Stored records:
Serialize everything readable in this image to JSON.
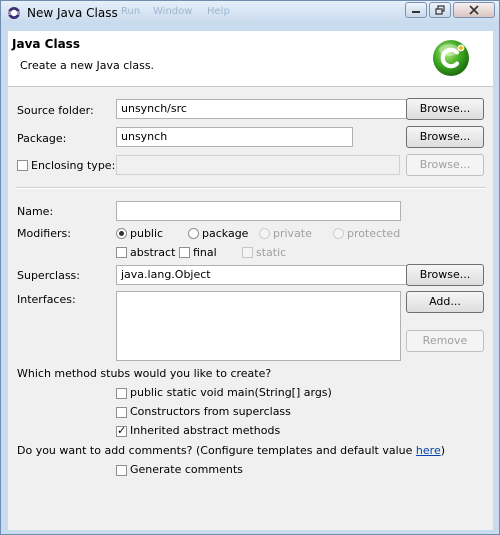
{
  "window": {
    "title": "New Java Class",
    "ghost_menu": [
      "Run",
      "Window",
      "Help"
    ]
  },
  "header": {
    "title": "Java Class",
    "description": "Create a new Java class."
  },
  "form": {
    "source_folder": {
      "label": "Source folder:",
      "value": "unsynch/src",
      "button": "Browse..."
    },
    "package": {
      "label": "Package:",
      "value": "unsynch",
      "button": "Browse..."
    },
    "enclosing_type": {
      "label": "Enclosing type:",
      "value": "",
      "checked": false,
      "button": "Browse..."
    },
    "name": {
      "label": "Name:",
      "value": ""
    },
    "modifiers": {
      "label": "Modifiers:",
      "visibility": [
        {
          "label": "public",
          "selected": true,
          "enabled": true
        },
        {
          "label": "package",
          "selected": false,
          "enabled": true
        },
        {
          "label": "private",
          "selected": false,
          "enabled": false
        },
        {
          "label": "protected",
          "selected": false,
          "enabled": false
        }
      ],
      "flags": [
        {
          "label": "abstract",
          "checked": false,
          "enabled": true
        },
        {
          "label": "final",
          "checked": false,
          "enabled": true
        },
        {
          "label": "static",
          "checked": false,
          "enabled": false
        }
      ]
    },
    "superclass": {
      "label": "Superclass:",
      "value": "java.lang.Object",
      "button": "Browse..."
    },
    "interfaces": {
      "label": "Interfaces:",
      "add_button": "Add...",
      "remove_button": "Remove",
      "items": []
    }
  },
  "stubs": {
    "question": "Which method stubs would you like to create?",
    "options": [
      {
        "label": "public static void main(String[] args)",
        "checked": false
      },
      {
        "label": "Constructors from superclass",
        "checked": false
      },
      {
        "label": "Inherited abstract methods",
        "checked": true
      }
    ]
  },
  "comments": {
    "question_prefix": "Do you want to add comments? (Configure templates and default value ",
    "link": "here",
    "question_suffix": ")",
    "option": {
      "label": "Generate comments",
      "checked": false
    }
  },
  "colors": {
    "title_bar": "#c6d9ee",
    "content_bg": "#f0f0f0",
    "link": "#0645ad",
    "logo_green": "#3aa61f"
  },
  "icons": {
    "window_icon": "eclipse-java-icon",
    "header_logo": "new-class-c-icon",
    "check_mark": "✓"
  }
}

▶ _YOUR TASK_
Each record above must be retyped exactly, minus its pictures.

▶ _YOUR SOLUTION_
Serialize everything readable in this image to JSON.
{
  "window": {
    "title": "New Java Class",
    "ghost_menu": [
      "Run",
      "Window",
      "Help"
    ]
  },
  "header": {
    "title": "Java Class",
    "description": "Create a new Java class."
  },
  "form": {
    "source_folder": {
      "label": "Source folder:",
      "value": "unsynch/src",
      "button": "Browse..."
    },
    "package": {
      "label": "Package:",
      "value": "unsynch",
      "button": "Browse..."
    },
    "enclosing_type": {
      "label": "Enclosing type:",
      "value": "",
      "checked": false,
      "button": "Browse..."
    },
    "name": {
      "label": "Name:",
      "value": ""
    },
    "modifiers": {
      "label": "Modifiers:",
      "visibility": [
        {
          "label": "public",
          "selected": true,
          "enabled": true
        },
        {
          "label": "package",
          "selected": false,
          "enabled": true
        },
        {
          "label": "private",
          "selected": false,
          "enabled": false
        },
        {
          "label": "protected",
          "selected": false,
          "enabled": false
        }
      ],
      "flags": [
        {
          "label": "abstract",
          "checked": false,
          "enabled": true
        },
        {
          "label": "final",
          "checked": false,
          "enabled": true
        },
        {
          "label": "static",
          "checked": false,
          "enabled": false
        }
      ]
    },
    "superclass": {
      "label": "Superclass:",
      "value": "java.lang.Object",
      "button": "Browse..."
    },
    "interfaces": {
      "label": "Interfaces:",
      "add_button": "Add...",
      "remove_button": "Remove",
      "items": []
    }
  },
  "stubs": {
    "question": "Which method stubs would you like to create?",
    "options": [
      {
        "label": "public static void main(String[] args)",
        "checked": false
      },
      {
        "label": "Constructors from superclass",
        "checked": false
      },
      {
        "label": "Inherited abstract methods",
        "checked": true
      }
    ]
  },
  "comments": {
    "question_prefix": "Do you want to add comments? (Configure templates and default value ",
    "link": "here",
    "question_suffix": ")",
    "option": {
      "label": "Generate comments",
      "checked": false
    }
  },
  "colors": {
    "title_bar": "#c6d9ee",
    "content_bg": "#f0f0f0",
    "link": "#0645ad",
    "logo_green": "#3aa61f"
  },
  "icons": {
    "window_icon": "eclipse-java-icon",
    "header_logo": "new-class-c-icon",
    "check_mark": "✓"
  }
}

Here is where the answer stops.